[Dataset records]
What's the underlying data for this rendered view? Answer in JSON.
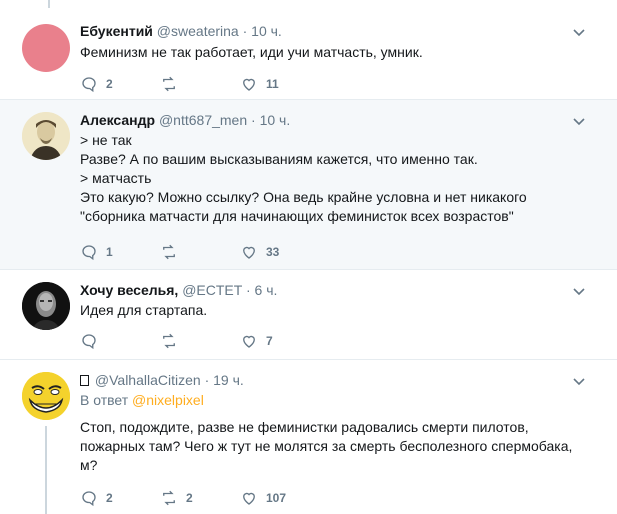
{
  "tweets": [
    {
      "name": "Ебукентий",
      "handle": "@sweaterina",
      "time": "10 ч.",
      "lines": [
        "Феминизм не так работает, иди учи матчасть, умник."
      ],
      "replies": "2",
      "retweets": "",
      "likes": "11"
    },
    {
      "name": "Александр",
      "handle": "@ntt687_men",
      "time": "10 ч.",
      "lines": [
        "> не так",
        "Разве? А по вашим высказываниям кажется, что именно так.",
        "> матчасть",
        "Это какую? Можно ссылку? Она ведь крайне условна и нет никакого",
        "\"сборника матчасти для начинающих феминисток всех возрастов\""
      ],
      "replies": "1",
      "retweets": "",
      "likes": "33"
    },
    {
      "name": "Хочу веселья,",
      "handle": "@ECTET",
      "time": "6 ч.",
      "lines": [
        "Идея для стартапа."
      ],
      "replies": "",
      "retweets": "",
      "likes": "7"
    },
    {
      "name": "",
      "handle": "@ValhallaCitizen",
      "time": "19 ч.",
      "reply_prefix": "В ответ",
      "reply_mention": "@nixelpixel",
      "lines": [
        "Стоп, подождите, разве не феминистки радовались смерти пилотов,",
        "пожарных там? Чего ж тут не молятся за смерть бесполезного спермобака,",
        "м?"
      ],
      "replies": "2",
      "retweets": "2",
      "likes": "107"
    }
  ],
  "separator": "·",
  "colors": {
    "name": "#14171a",
    "meta": "#657786",
    "mention": "#ffad1f",
    "highlight_bg": "#f5f8fa",
    "border": "#e6ecf0",
    "avatar_pink": "#e9808c"
  }
}
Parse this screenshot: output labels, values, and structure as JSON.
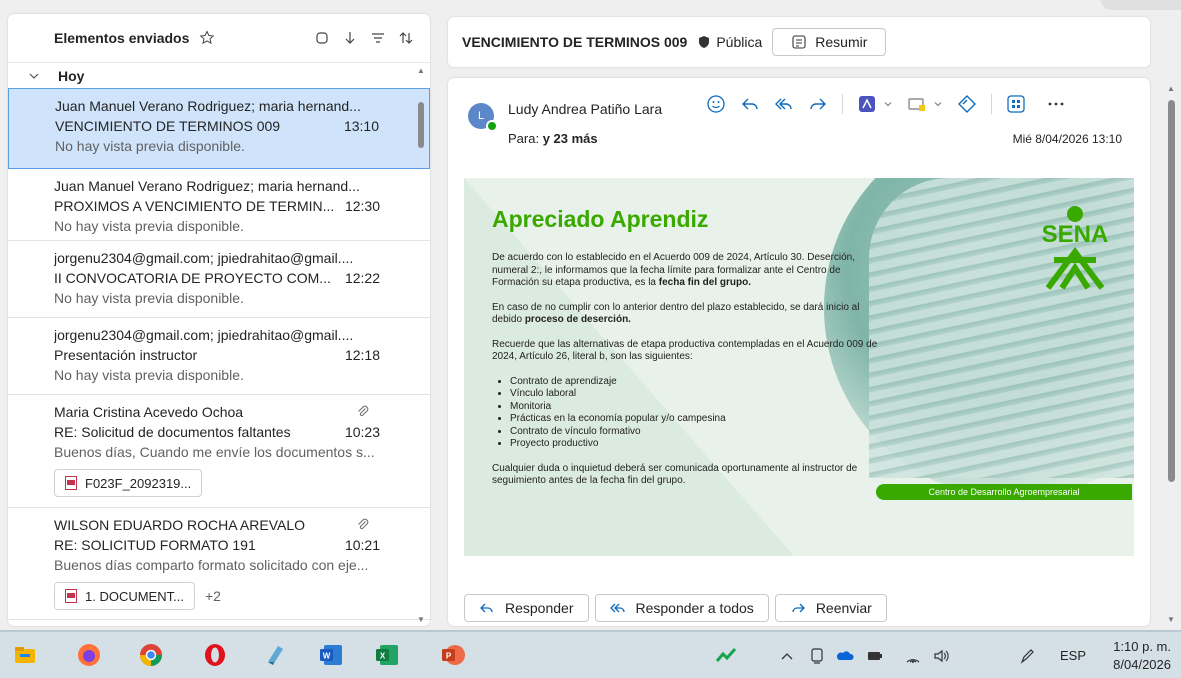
{
  "left_pane": {
    "title": "Elementos enviados",
    "group": "Hoy",
    "mails": [
      {
        "from": "Juan Manuel Verano Rodriguez; maria hernand...",
        "subject": "VENCIMIENTO DE TERMINOS 009",
        "time": "13:10",
        "preview": "No hay vista previa disponible."
      },
      {
        "from": "Juan Manuel Verano Rodriguez; maria hernand...",
        "subject": "PROXIMOS A VENCIMIENTO DE TERMIN...",
        "time": "12:30",
        "preview": "No hay vista previa disponible."
      },
      {
        "from": "jorgenu2304@gmail.com; jpiedrahitao@gmail....",
        "subject": "II CONVOCATORIA DE PROYECTO COM...",
        "time": "12:22",
        "preview": "No hay vista previa disponible."
      },
      {
        "from": "jorgenu2304@gmail.com; jpiedrahitao@gmail....",
        "subject": "Presentación instructor",
        "time": "12:18",
        "preview": "No hay vista previa disponible."
      },
      {
        "from": "Maria Cristina Acevedo Ochoa",
        "subject": "RE: Solicitud de documentos faltantes",
        "time": "10:23",
        "preview": "Buenos días, Cuando me envíe los documentos s...",
        "attachment": "F023F_2092319..."
      },
      {
        "from": "WILSON EDUARDO ROCHA AREVALO",
        "subject": "RE: SOLICITUD FORMATO 191",
        "time": "10:21",
        "preview": "Buenos días comparto formato solicitado con eje...",
        "attachment": "1. DOCUMENT...",
        "more": "+2"
      }
    ]
  },
  "subject_bar": {
    "subject": "VENCIMIENTO DE TERMINOS 009",
    "visibility": "Pública",
    "summarize": "Resumir"
  },
  "reader": {
    "avatar_letter": "L",
    "sender": "Ludy Andrea Patiño Lara",
    "to_prefix": "Para:",
    "to_rest": "y 23 más",
    "date": "Mié 8/04/2026 13:10",
    "banner": {
      "title": "Apreciado Aprendiz",
      "p1_a": "De acuerdo con lo establecido en el Acuerdo 009 de 2024, Artículo 30. Deserción, numeral 2:, le informamos que la fecha límite para formalizar ante el Centro de Formación su etapa productiva, es la ",
      "p1_b": "fecha fin del grupo.",
      "p2_a": "En caso de no cumplir con lo anterior dentro del plazo establecido, se dará inicio al debido ",
      "p2_b": "proceso de deserción.",
      "p3": "Recuerde que las alternativas de etapa productiva contempladas en el Acuerdo 009 de 2024, Artículo 26, literal b, son las siguientes:",
      "items": [
        "Contrato de aprendizaje",
        "Vínculo laboral",
        "Monitoria",
        "Prácticas en la economía popular y/o campesina",
        "Contrato de vínculo formativo",
        "Proyecto productivo"
      ],
      "p4": "Cualquier duda o inquietud deberá ser comunicada oportunamente al instructor de seguimiento antes de la fecha fin del grupo.",
      "logo": "SENA",
      "centro": "Centro de Desarrollo Agroempresarial"
    },
    "reply": "Responder",
    "reply_all": "Responder a todos",
    "forward": "Reenviar"
  },
  "taskbar": {
    "lang": "ESP",
    "time": "1:10 p. m.",
    "date": "8/04/2026"
  },
  "colors": {
    "accent": "#0f6cbd",
    "sena_green": "#39a900",
    "selection": "#cfe4fa"
  }
}
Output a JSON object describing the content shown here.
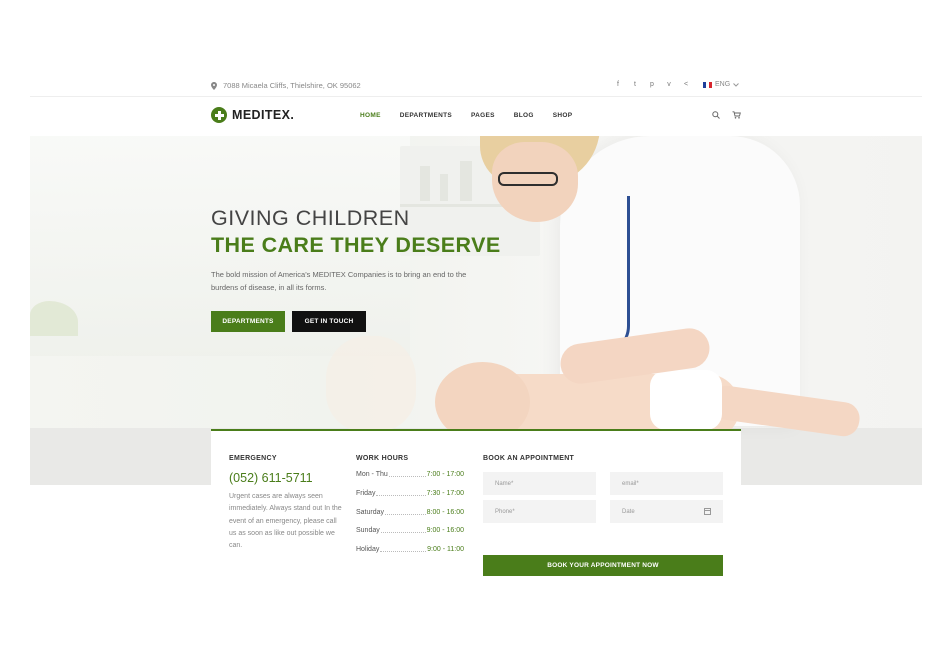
{
  "topbar": {
    "address": "7088 Micaela Cliffs, Thielshire, OK 95062",
    "social": [
      "f",
      "t",
      "p",
      "v",
      "<"
    ],
    "language": "ENG"
  },
  "header": {
    "logo_text": "MEDITEX",
    "logo_dot": ".",
    "nav": [
      "HOME",
      "DEPARTMENTS",
      "PAGES",
      "BLOG",
      "SHOP"
    ],
    "active_nav": "HOME"
  },
  "hero": {
    "title_line1": "GIVING CHILDREN",
    "title_line2": "THE CARE THEY DESERVE",
    "description": "The bold mission of America's MEDITEX Companies is to bring an end to the burdens of disease, in all its forms.",
    "btn_primary": "DEPARTMENTS",
    "btn_secondary": "GET IN TOUCH"
  },
  "emergency": {
    "heading": "EMERGENCY",
    "phone": "(052) 611-5711",
    "text": "Urgent cases are always seen immediately. Always stand out In the event of an emergency, please call us as soon as like out possible we can."
  },
  "hours": {
    "heading": "WORK HOURS",
    "rows": [
      {
        "day": "Mon - Thu",
        "time": "7:00 - 17:00"
      },
      {
        "day": "Friday",
        "time": "7:30 - 17:00"
      },
      {
        "day": "Saturday",
        "time": "8:00 - 16:00"
      },
      {
        "day": "Sunday",
        "time": "9:00 - 16:00"
      },
      {
        "day": "Holiday",
        "time": "9:00 - 11:00"
      }
    ]
  },
  "booking": {
    "heading": "BOOK AN APPOINTMENT",
    "name_placeholder": "Name*",
    "email_placeholder": "email*",
    "phone_placeholder": "Phone*",
    "date_placeholder": "Date",
    "button": "BOOK YOUR APPOINTMENT NOW"
  },
  "colors": {
    "accent": "#4a7d1a",
    "dark_button": "#111111"
  }
}
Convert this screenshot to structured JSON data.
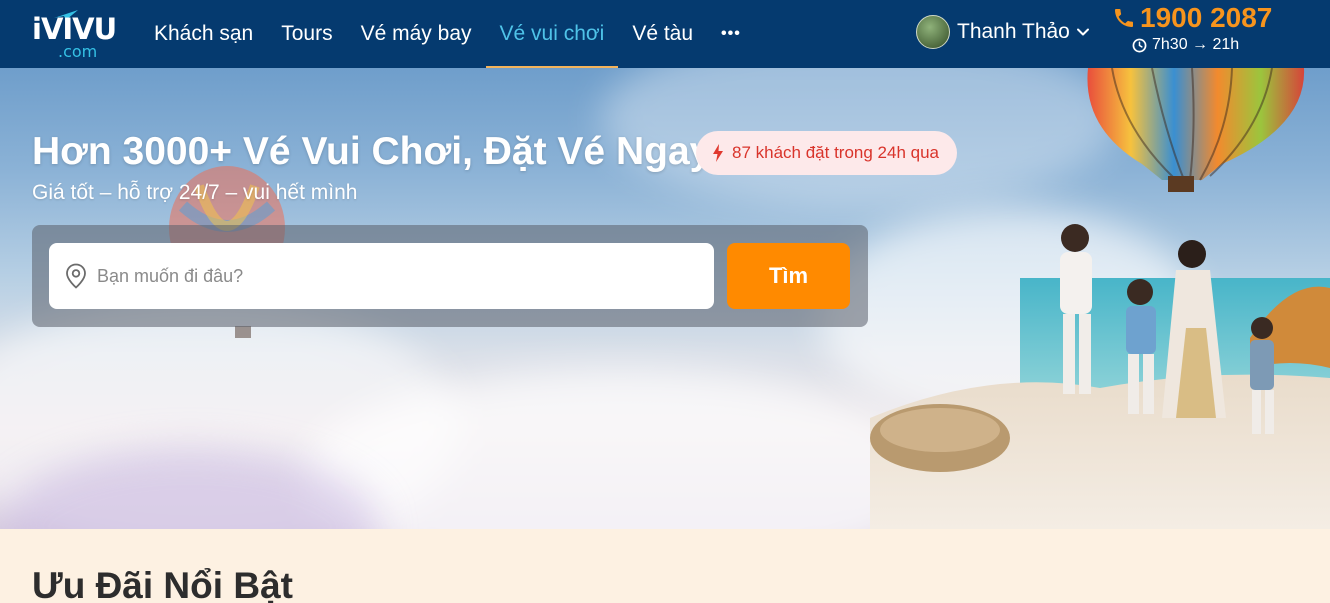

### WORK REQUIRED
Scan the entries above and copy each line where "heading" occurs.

### RESULT OF THE TASK
    "heading": "EMERGENCY",
    "heading": "WORK HOURS",
    "heading": "BOOK AN APPOINTMENT",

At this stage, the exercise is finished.